THEY COME from a casteless society. But, now Nepalese women with Indian husbands living in the border districts are having to encounter the vagaries of caste. Why? Because they wish to contest the urban local bodies’ election.
Since the Nepal Government does not issue caste certificates, the women planned to contest the election on the basis the their husbands’ caste.
But, the State Election Commission (SEC) has upset their applecart. The SEC, in its order, has said that women who fail to produce caste certificates will have to contest the election as general category candidates.
Thanks to a porous border, Indo-Nepalese marriages are common. A large number of Nepalese women married to Indian men are settled in districts bordering Nepal, including Maharajganj, Siddharthnagar, Bahraich, Lakhimpur Kheri and Pilibhit. The women are married to forward caste, as well as backward caste and Scheduled Caste men.
These women planned to contest elections to posts of Nagar Panchayat Parishad chairperson and Nagar Panchayat member. During scrutiny, returning officers found that the Nepalese women had attached caste certificates of their husbands with the nomination papers.
The puzzled returning officers contacted the SEC for its advice. An inquiry revealed since the Nepal Government did not issue caste certificates, these women were left with no choice, but to file their papers on the basis of their husbands’ caste.
The SEC has directed the district magistrates that all such candidates who fail to submit their caste certificates will have to contest as general category candidates.
They will not be allowed to file nomination papers for seats reserved for Scheduled Caste or backward caste candidates.

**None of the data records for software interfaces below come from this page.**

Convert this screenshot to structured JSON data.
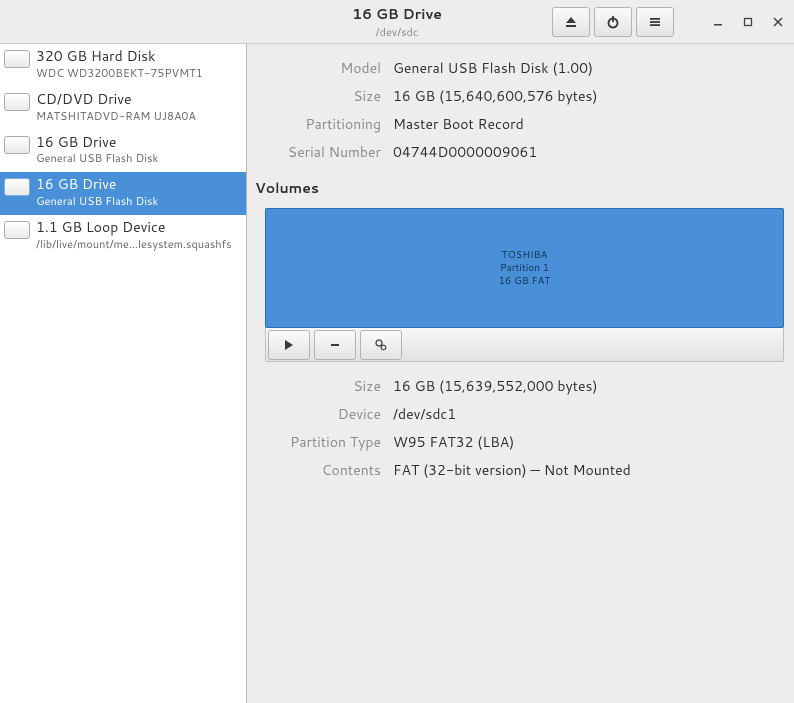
{
  "header": {
    "title": "16 GB Drive",
    "subtitle": "/dev/sdc"
  },
  "sidebar": {
    "items": [
      {
        "title": "320 GB Hard Disk",
        "sub": "WDC WD3200BEKT-75PVMT1"
      },
      {
        "title": "CD/DVD Drive",
        "sub": "MATSHITADVD-RAM UJ8A0A"
      },
      {
        "title": "16 GB Drive",
        "sub": "General USB Flash Disk"
      },
      {
        "title": "16 GB Drive",
        "sub": "General USB Flash Disk"
      },
      {
        "title": "1.1 GB Loop Device",
        "sub": "/lib/live/mount/me…lesystem.squashfs"
      }
    ]
  },
  "drive": {
    "model_label": "Model",
    "model": "General USB Flash Disk (1.00)",
    "size_label": "Size",
    "size": "16 GB (15,640,600,576 bytes)",
    "part_label": "Partitioning",
    "part": "Master Boot Record",
    "serial_label": "Serial Number",
    "serial": "04744D0000009061"
  },
  "volumes_title": "Volumes",
  "volume": {
    "name": "TOSHIBA",
    "line2": "Partition 1",
    "line3": "16 GB FAT"
  },
  "partition": {
    "size_label": "Size",
    "size": "16 GB (15,639,552,000 bytes)",
    "device_label": "Device",
    "device": "/dev/sdc1",
    "type_label": "Partition Type",
    "type": "W95 FAT32 (LBA)",
    "contents_label": "Contents",
    "contents": "FAT (32-bit version) — Not Mounted"
  }
}
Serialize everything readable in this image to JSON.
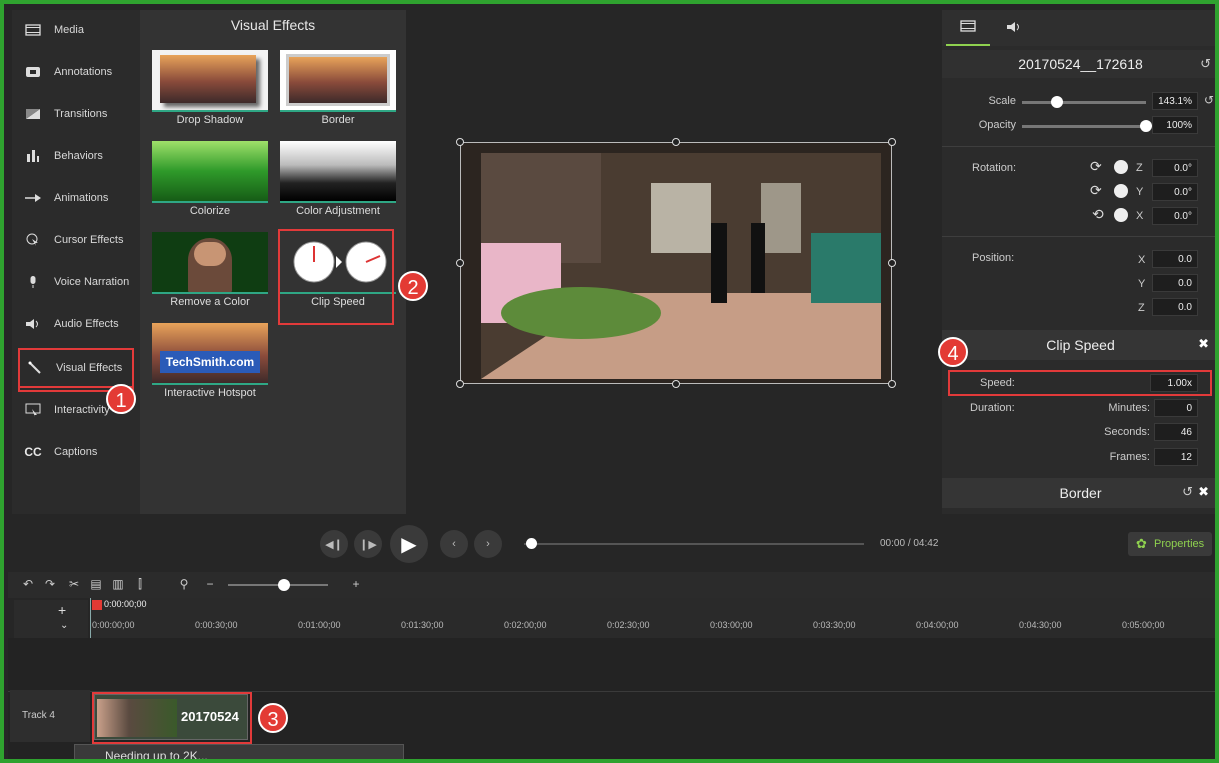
{
  "colors": {
    "accent_green": "#2fa22f",
    "callout_red": "#e33a34",
    "highlight_teal": "#2fa785"
  },
  "sidebar": {
    "items": [
      {
        "label": "Media",
        "icon": "film-icon"
      },
      {
        "label": "Annotations",
        "icon": "annotation-icon"
      },
      {
        "label": "Transitions",
        "icon": "transition-icon"
      },
      {
        "label": "Behaviors",
        "icon": "behaviors-icon"
      },
      {
        "label": "Animations",
        "icon": "animation-arrow-icon"
      },
      {
        "label": "Cursor Effects",
        "icon": "cursor-icon"
      },
      {
        "label": "Voice Narration",
        "icon": "microphone-icon"
      },
      {
        "label": "Audio Effects",
        "icon": "speaker-icon"
      },
      {
        "label": "Visual Effects",
        "icon": "magic-wand-icon"
      },
      {
        "label": "Interactivity",
        "icon": "interactivity-icon"
      },
      {
        "label": "Captions",
        "icon": "cc-icon"
      }
    ]
  },
  "effects": {
    "title": "Visual Effects",
    "tiles": [
      {
        "label": "Drop Shadow"
      },
      {
        "label": "Border"
      },
      {
        "label": "Colorize"
      },
      {
        "label": "Color Adjustment"
      },
      {
        "label": "Remove a Color"
      },
      {
        "label": "Clip Speed"
      },
      {
        "label": "Interactive Hotspot",
        "overlay": "TechSmith.com"
      }
    ]
  },
  "properties": {
    "clip_name": "20170524__172618",
    "scale_label": "Scale",
    "scale_value": "143.1%",
    "scale_level": 0.28,
    "opacity_label": "Opacity",
    "opacity_value": "100%",
    "opacity_level": 1.0,
    "rotation_label": "Rotation:",
    "rotation": [
      {
        "axis": "Z",
        "value": "0.0°"
      },
      {
        "axis": "Y",
        "value": "0.0°"
      },
      {
        "axis": "X",
        "value": "0.0°"
      }
    ],
    "position_label": "Position:",
    "position": [
      {
        "axis": "X",
        "value": "0.0"
      },
      {
        "axis": "Y",
        "value": "0.0"
      },
      {
        "axis": "Z",
        "value": "0.0"
      }
    ],
    "clip_speed": {
      "title": "Clip Speed",
      "speed_label": "Speed:",
      "speed_value": "1.00x",
      "duration_label": "Duration:",
      "minutes_label": "Minutes:",
      "minutes_value": "0",
      "seconds_label": "Seconds:",
      "seconds_value": "46",
      "frames_label": "Frames:",
      "frames_value": "12"
    },
    "border_title": "Border"
  },
  "playback": {
    "time_current": "00:00",
    "time_sep": "/",
    "time_total": "04:42",
    "properties_label": "Properties"
  },
  "timeline": {
    "playhead": "0:00:00;00",
    "ticks": [
      "0:00:00;00",
      "0:00:30;00",
      "0:01:00;00",
      "0:01:30;00",
      "0:02:00;00",
      "0:02:30;00",
      "0:03:00;00",
      "0:03:30;00",
      "0:04:00;00",
      "0:04:30;00",
      "0:05:00;00"
    ],
    "track_label": "Track 4",
    "clip_label": "20170524",
    "popup_text": "Needing up to 2K..."
  },
  "callouts": [
    "1",
    "2",
    "3",
    "4"
  ]
}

The SEC also clarified that candidates adopted in childhood cannot contest the election on the basis of the caste of their adopted parents. The caste of their natural parents will be considered.